The end-user has transformed into a more impulsive, technologically savvy and “unfaithful” customer, willing to challenge their utilities provider by asking tougher questions, such as: Has my consumption gone down? How much have I used? And, what is my usage balance right now? In light of these demands, utility service providers are expected to modify their technology platforms in order to continually create more appealing commercial offerings that will not only set them apart from competitors but also allow them to more rapidly adapt to the new demands of their customers, and support customer retention and loyalty processes.
A number of years ago, the telecommunications industry went through a similar scenario, where the need arose for companies to structure their commercial and operational processes around the satisfaction of their customer base. They achieved this by becoming aware of and subsequently monitoring their customers’ consumption. Revisiting the history of this industry, it used to be that their networks were based on impulse counting meters, a unit base proportional to service usage in terms of duration and distance. CDRs (i.e., call detail records) gradually entered the picture, which were stored and read every hour, which subsequently became detailed event logs that allowed certain services to be offered, such as long distance minute packages, pay-per- view movies and packaged plans.
For several years now the telecommunications industry has been incorporating prepaid plans and controlled-service billing, two strategies that emerged out of the need to prevent users from being charged amounts they’re unable to afford, which can end up causing financial losses for the companies involved. Nowadays, comparable approaches are being implemented by energy companies, who have devised the prepaid energy method, which functions similarly to how prepaid cell phones get refilled. Once the prepaid meter has been installed, the user may make an advance purchase of kilowatts, either through prepaid cards or remotely, whereby the quantity and cost of the refill may vary, depending on certain predefined customer variables.

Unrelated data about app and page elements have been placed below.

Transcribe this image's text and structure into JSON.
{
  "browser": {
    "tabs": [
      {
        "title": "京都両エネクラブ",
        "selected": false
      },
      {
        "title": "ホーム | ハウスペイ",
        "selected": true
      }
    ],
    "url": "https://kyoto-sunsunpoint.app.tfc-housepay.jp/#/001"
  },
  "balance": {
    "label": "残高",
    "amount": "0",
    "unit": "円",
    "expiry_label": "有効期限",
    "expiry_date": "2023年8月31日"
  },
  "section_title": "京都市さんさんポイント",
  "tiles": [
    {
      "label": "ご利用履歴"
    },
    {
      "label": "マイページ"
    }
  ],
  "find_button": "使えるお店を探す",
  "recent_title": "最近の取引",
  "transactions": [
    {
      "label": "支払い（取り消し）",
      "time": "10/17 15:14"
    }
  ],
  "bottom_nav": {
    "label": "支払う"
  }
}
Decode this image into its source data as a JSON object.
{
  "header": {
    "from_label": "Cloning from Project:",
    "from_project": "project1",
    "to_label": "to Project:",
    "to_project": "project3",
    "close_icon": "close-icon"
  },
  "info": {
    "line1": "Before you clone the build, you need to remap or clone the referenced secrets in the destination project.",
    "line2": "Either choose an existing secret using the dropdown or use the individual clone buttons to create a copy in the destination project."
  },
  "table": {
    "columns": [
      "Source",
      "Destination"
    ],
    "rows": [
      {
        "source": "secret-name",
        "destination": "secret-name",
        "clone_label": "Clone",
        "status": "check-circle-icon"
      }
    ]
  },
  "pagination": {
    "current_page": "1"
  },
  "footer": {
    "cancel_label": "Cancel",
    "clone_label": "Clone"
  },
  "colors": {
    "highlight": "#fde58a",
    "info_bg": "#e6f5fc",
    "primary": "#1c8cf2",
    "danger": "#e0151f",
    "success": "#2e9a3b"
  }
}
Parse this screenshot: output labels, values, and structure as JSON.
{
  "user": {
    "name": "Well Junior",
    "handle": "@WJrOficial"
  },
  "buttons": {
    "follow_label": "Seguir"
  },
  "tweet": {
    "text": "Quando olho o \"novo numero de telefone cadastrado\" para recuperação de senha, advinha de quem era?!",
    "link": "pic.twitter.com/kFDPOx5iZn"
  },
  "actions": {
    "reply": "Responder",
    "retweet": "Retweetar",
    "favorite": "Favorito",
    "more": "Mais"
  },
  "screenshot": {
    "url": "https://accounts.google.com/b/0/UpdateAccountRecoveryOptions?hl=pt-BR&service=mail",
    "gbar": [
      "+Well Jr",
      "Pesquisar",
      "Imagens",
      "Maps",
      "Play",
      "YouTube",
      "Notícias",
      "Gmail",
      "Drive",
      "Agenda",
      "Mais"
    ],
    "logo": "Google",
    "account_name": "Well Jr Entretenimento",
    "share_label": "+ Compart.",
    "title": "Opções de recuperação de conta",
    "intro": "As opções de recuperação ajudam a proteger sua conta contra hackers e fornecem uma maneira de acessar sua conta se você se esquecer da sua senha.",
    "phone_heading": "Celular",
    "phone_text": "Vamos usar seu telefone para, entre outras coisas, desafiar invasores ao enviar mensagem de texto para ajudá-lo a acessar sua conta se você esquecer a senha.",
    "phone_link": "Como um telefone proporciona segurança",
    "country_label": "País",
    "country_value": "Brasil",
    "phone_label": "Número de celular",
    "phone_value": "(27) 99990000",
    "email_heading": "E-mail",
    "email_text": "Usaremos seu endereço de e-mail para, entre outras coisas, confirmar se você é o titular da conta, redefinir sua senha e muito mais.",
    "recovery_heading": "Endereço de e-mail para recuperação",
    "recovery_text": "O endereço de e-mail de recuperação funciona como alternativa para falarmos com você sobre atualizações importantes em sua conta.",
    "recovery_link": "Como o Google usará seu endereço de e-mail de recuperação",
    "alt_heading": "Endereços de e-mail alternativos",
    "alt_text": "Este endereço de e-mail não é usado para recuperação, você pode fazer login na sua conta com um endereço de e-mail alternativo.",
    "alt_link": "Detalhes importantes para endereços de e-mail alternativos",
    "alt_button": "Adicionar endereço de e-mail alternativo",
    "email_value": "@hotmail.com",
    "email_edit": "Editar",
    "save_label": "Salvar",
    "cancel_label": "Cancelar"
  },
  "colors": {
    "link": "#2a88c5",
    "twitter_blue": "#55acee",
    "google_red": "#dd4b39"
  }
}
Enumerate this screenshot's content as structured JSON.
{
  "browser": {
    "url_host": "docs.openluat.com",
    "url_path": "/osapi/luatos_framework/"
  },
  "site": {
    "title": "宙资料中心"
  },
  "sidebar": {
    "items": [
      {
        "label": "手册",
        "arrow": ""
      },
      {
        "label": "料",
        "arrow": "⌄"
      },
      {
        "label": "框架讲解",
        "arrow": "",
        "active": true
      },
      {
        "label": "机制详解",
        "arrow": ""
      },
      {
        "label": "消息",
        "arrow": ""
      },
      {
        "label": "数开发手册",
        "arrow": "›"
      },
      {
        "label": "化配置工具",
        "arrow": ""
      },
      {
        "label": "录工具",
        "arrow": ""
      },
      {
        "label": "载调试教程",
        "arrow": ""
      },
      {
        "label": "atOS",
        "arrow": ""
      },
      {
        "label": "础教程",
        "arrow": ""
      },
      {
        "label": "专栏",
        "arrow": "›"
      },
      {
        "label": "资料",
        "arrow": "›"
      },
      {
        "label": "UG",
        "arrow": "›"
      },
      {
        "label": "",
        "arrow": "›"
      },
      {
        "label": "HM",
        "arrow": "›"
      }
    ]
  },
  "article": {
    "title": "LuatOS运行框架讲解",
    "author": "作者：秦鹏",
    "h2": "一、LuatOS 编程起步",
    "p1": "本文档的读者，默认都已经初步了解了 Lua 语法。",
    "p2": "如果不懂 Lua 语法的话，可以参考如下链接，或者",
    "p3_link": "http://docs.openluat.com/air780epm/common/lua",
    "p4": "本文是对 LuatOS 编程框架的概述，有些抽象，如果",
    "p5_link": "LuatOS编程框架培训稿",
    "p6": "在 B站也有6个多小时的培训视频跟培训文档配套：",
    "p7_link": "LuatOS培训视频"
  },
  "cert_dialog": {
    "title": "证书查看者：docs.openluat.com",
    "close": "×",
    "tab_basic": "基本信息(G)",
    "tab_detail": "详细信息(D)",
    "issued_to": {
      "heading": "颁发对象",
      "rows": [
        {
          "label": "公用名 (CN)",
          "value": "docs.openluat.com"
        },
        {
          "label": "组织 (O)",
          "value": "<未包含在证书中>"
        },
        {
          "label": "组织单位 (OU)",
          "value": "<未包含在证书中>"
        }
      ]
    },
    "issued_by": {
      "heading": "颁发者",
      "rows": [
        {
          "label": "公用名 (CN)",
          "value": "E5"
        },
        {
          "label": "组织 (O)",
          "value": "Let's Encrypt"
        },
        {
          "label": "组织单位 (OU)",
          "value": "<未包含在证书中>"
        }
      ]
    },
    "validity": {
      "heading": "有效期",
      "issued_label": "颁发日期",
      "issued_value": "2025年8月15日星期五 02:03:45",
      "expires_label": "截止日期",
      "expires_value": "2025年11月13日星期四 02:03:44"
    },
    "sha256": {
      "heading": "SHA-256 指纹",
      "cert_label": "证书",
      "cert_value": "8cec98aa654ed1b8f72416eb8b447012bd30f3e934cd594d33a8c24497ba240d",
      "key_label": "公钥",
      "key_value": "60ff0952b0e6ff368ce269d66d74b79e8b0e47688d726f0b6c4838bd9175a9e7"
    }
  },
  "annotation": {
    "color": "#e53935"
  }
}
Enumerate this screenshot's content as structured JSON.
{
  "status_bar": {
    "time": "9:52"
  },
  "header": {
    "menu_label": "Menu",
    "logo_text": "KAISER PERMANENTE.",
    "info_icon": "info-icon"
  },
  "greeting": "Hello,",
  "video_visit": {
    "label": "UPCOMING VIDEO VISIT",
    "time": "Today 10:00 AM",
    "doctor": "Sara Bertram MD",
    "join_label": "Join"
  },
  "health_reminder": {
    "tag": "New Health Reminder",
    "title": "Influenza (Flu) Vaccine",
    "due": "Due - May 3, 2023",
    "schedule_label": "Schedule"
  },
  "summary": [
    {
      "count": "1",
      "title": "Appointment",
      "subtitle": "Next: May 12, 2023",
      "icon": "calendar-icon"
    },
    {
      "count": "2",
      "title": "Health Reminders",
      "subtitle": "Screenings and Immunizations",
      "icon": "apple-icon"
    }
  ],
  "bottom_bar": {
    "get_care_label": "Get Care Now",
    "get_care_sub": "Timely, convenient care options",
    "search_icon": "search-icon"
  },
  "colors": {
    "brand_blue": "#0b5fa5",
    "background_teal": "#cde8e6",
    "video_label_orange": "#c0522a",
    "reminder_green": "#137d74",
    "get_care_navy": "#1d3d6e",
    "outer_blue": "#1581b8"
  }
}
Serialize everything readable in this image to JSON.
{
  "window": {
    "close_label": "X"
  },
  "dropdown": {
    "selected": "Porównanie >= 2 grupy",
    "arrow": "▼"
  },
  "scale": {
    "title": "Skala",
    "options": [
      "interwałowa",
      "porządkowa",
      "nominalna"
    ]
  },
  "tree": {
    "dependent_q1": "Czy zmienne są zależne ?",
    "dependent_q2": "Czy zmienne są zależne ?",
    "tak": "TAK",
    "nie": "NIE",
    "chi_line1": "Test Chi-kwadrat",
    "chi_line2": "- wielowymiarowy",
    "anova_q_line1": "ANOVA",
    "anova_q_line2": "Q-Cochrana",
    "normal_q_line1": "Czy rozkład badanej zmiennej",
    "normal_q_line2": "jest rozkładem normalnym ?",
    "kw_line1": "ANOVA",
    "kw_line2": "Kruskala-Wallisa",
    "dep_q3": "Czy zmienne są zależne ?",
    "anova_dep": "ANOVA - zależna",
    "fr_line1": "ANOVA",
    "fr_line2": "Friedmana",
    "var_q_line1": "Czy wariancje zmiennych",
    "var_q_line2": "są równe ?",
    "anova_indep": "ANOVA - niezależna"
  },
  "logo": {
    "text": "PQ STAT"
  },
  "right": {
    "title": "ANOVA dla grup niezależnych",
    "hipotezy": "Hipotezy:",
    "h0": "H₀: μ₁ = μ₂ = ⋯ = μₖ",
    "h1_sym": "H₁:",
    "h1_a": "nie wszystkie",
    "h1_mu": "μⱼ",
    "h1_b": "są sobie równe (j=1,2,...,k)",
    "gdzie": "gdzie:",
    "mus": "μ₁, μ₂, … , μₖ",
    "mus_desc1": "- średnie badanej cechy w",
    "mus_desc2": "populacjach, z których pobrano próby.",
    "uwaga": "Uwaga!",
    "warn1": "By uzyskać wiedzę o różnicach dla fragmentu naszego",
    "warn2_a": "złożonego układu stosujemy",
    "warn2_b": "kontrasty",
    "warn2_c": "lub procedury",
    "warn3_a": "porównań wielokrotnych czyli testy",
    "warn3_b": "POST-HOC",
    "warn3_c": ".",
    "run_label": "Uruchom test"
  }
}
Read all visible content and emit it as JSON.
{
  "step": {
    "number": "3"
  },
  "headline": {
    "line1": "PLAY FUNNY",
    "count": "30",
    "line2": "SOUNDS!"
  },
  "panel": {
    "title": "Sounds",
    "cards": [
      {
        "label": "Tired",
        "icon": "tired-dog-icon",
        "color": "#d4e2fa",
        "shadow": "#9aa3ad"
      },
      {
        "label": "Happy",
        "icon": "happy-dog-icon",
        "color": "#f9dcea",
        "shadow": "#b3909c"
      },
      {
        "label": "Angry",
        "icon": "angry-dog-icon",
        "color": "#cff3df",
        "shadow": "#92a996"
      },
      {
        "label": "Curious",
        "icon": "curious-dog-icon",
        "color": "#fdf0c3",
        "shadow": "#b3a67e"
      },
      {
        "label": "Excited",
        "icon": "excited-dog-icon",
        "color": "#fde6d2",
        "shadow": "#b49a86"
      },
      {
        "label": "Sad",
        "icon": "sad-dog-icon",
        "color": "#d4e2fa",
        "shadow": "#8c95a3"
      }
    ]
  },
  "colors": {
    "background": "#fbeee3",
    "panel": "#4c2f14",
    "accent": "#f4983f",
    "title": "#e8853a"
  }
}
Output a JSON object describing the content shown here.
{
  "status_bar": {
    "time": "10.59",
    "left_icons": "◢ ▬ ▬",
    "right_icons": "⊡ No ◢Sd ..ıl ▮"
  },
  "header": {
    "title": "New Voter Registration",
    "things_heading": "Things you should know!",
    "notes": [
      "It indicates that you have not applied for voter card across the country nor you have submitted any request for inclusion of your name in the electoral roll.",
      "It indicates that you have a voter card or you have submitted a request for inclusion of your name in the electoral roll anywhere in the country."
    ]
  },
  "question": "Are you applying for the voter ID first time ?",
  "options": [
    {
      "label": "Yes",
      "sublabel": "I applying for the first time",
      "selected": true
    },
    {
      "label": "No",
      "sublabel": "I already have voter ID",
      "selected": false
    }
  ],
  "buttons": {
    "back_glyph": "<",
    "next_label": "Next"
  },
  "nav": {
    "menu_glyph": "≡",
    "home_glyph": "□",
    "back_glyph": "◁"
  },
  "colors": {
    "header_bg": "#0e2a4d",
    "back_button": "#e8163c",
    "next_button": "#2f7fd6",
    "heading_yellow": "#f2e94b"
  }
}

While it’s true that the concept of prepaid energy was initially tied to socioeconomic factors, it also reinforces a commitment to achieving total visibility and being able to monitor accounts in real time. According to figures presented in the “Pre- paid electricity plan and electricity consumption behavior“ study carried out by George Mason University, “customers can generally expect to see around 12% in savings by using a prepaid service.”
The experience of the telecommunications industry has shown that it is entirely possible to maximize the value of adopting the newest service, and reap the benefits of technology and intercommunication between customers, companies, the service being provided and its usage. Today, the utilities sector has begun to adapt to these trends and understand that every element, equipment, platform, household appliance or device has become a controllable information provider that can be used to generate useful information to the end user, even to the point where that same device is now able to initiate automated electric charging processes at key times during the day, or at night, when the energy rate is at its lowest levels.
In light of the challenges of the present day, if utilities companies as a whole are prepared to sufficiently examine, adapt and understand the experience demonstrated by the telecommunications industry, this will likely not only facilitate the proper implementation, but will also enable utilities companies to evolve at a rapid pace. Technology is not only shining light on the common patterns and behaviors that were once exclusive to each industry, it is also the key factor responsible for ensuring the successful evolution of companies and the satisfaction of their customers changing needs.